of a good universe next door; let's go

E. E. Cummings

russell1200 said...

LOL: I thought the delivery had a bit of that rat-a-tat-tat jerkiness, and then get to the bottom and see it is E. E. Cummings. Did he allow hyphenation?

IMO our biggest problem is too many people using too much stuff. But technology could be blamed for that as well.

Waldow said...

LOL for sure. The irony is that EEC poem's like a large modern parking garage. It really is an amazing structure when you look at it carefully. It is filled with things that can really move (ideas = cars), but still IT IS UGLY. I kind of feel the same way about the TSE poem.

Now Bob Frost, though he's popular and rhymes, if I had to choose, I'd say give me Fire & Ice (oh God no, no something pretty!) I would say that the intellectual content of the Frost poem is better too, since it sees the future, the end, as a product of bifurcation.

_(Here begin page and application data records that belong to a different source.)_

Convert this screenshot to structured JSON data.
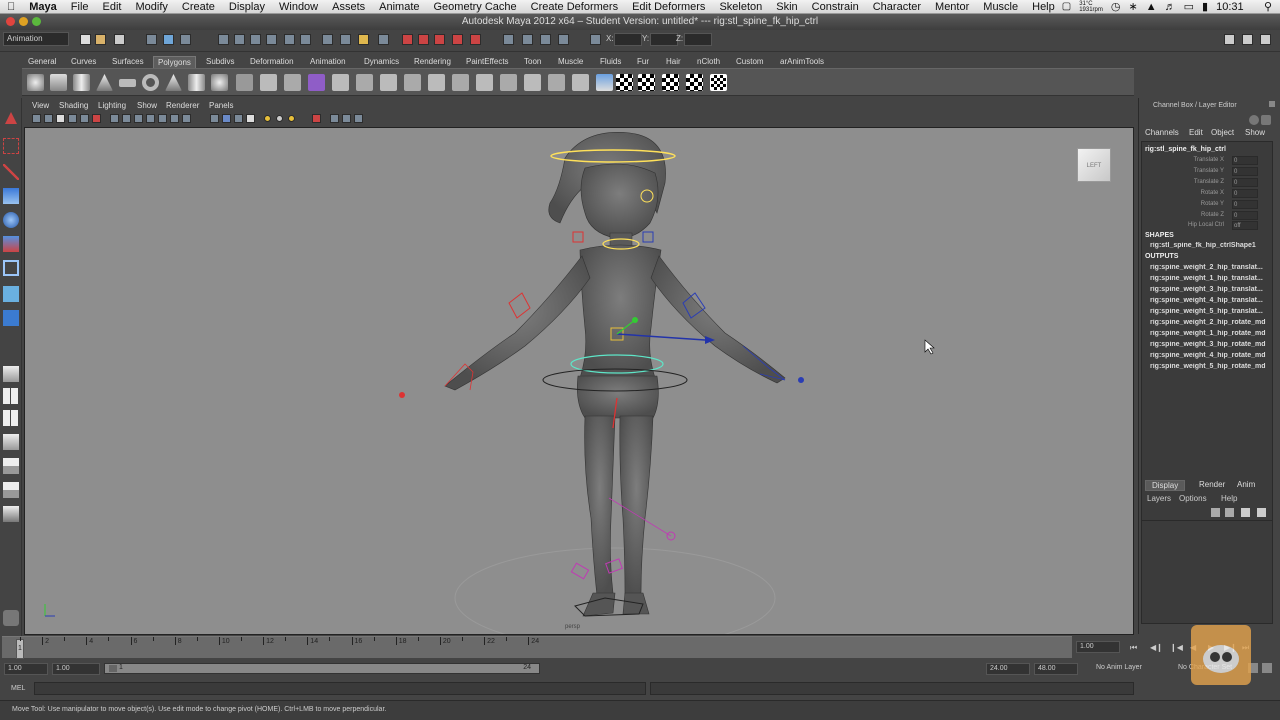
{
  "mac_menubar": {
    "app": "Maya",
    "items": [
      "File",
      "Edit",
      "Modify",
      "Create",
      "Display",
      "Window",
      "Assets",
      "Animate",
      "Geometry Cache",
      "Create Deformers",
      "Edit Deformers",
      "Skeleton",
      "Skin",
      "Constrain",
      "Character",
      "Mentor",
      "Muscle",
      "Help"
    ],
    "cpu_temp": "31°C",
    "cpu_rpm": "1931rpm",
    "clock": "Sat 10:31 AM"
  },
  "window": {
    "title": "Autodesk Maya 2012 x64 – Student Version: untitled*   ---   rig:stl_spine_fk_hip_ctrl"
  },
  "statusline": {
    "menu_set": "Animation",
    "x_label": "X:",
    "y_label": "Y:",
    "z_label": "Z:"
  },
  "shelf": {
    "tabs": [
      "General",
      "Curves",
      "Surfaces",
      "Polygons",
      "Subdivs",
      "Deformation",
      "Animation",
      "Dynamics",
      "Rendering",
      "PaintEffects",
      "Toon",
      "Muscle",
      "Fluids",
      "Fur",
      "Hair",
      "nCloth",
      "Custom",
      "arAnimTools"
    ],
    "active_tab": "Polygons"
  },
  "viewport": {
    "menu": [
      "View",
      "Shading",
      "Lighting",
      "Show",
      "Renderer",
      "Panels"
    ],
    "camera_label": "persp",
    "viewcube_label": "LEFT"
  },
  "channel_box": {
    "title": "Channel Box / Layer Editor",
    "menu": [
      "Channels",
      "Edit",
      "Object",
      "Show"
    ],
    "object_name": "rig:stl_spine_fk_hip_ctrl",
    "attributes": [
      {
        "name": "Translate X",
        "value": "0"
      },
      {
        "name": "Translate Y",
        "value": "0"
      },
      {
        "name": "Translate Z",
        "value": "0"
      },
      {
        "name": "Rotate X",
        "value": "0"
      },
      {
        "name": "Rotate Y",
        "value": "0"
      },
      {
        "name": "Rotate Z",
        "value": "0"
      },
      {
        "name": "Hip Local Ctrl",
        "value": "off"
      }
    ],
    "shapes_header": "SHAPES",
    "shapes": [
      "rig:stl_spine_fk_hip_ctrlShape1"
    ],
    "outputs_header": "OUTPUTS",
    "outputs": [
      "rig:spine_weight_2_hip_translat...",
      "rig:spine_weight_1_hip_translat...",
      "rig:spine_weight_3_hip_translat...",
      "rig:spine_weight_4_hip_translat...",
      "rig:spine_weight_5_hip_translat...",
      "rig:spine_weight_2_hip_rotate_md",
      "rig:spine_weight_1_hip_rotate_md",
      "rig:spine_weight_3_hip_rotate_md",
      "rig:spine_weight_4_hip_rotate_md",
      "rig:spine_weight_5_hip_rotate_md"
    ]
  },
  "layer_editor": {
    "tabs": [
      "Display",
      "Render",
      "Anim"
    ],
    "menu": [
      "Layers",
      "Options",
      "Help"
    ]
  },
  "timeline": {
    "ticks": [
      "2",
      "4",
      "6",
      "8",
      "10",
      "12",
      "14",
      "16",
      "18",
      "20",
      "22",
      "24"
    ],
    "current_frame": "1",
    "current_time_field": "1.00"
  },
  "range": {
    "start_time": "1.00",
    "playback_start": "1.00",
    "slider_start": "1",
    "slider_end": "24",
    "playback_end": "24.00",
    "end_time": "48.00",
    "anim_layer": "No Anim Layer",
    "character_set": "No Character Set"
  },
  "mel": {
    "label": "MEL"
  },
  "helpline": {
    "text": "Move Tool: Use manipulator to move object(s). Use edit mode to change pivot (HOME).  Ctrl+LMB to move perpendicular."
  }
}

Elliot insists on a whimper, Cummings is apparently Dr. Who and can go through worm holes. Ha!

"Too many people using too much stuff." You know Jack Handy said that instead of making more nuclear bombs, what if we got more use out of the ones we already have? HAHAHLALOLZ sorry if I'm being too silly. Your point is an important one.

russell1200 said...

You may have seen it, I already used Frost's Poem.

I wouldn't presume to pass judgment, but for me Frost's is certainly the more enjoyable.

Elliot seems to be on the same page as Lovecraft at times: the silent horror of the cosmos so to speak. But really the line about the hollow men strikes a chord: the rest of the poem is a bit more difficult.

There are an amazing number of 20th century apocalyptic poets. Enough to have a whole group of poets referred to as "Apocalyptic Poets": I even have the book to prove it! Poets of the Apocalypse by Arthur Edward Salmon, University of Idaho 1983.

For myself, I don't blame the cosmos, so much as ourselves. Since I don't feel particularly triumphal about my world view, discussing EOTWAWKI poetry does not seem as sad as some other subjects.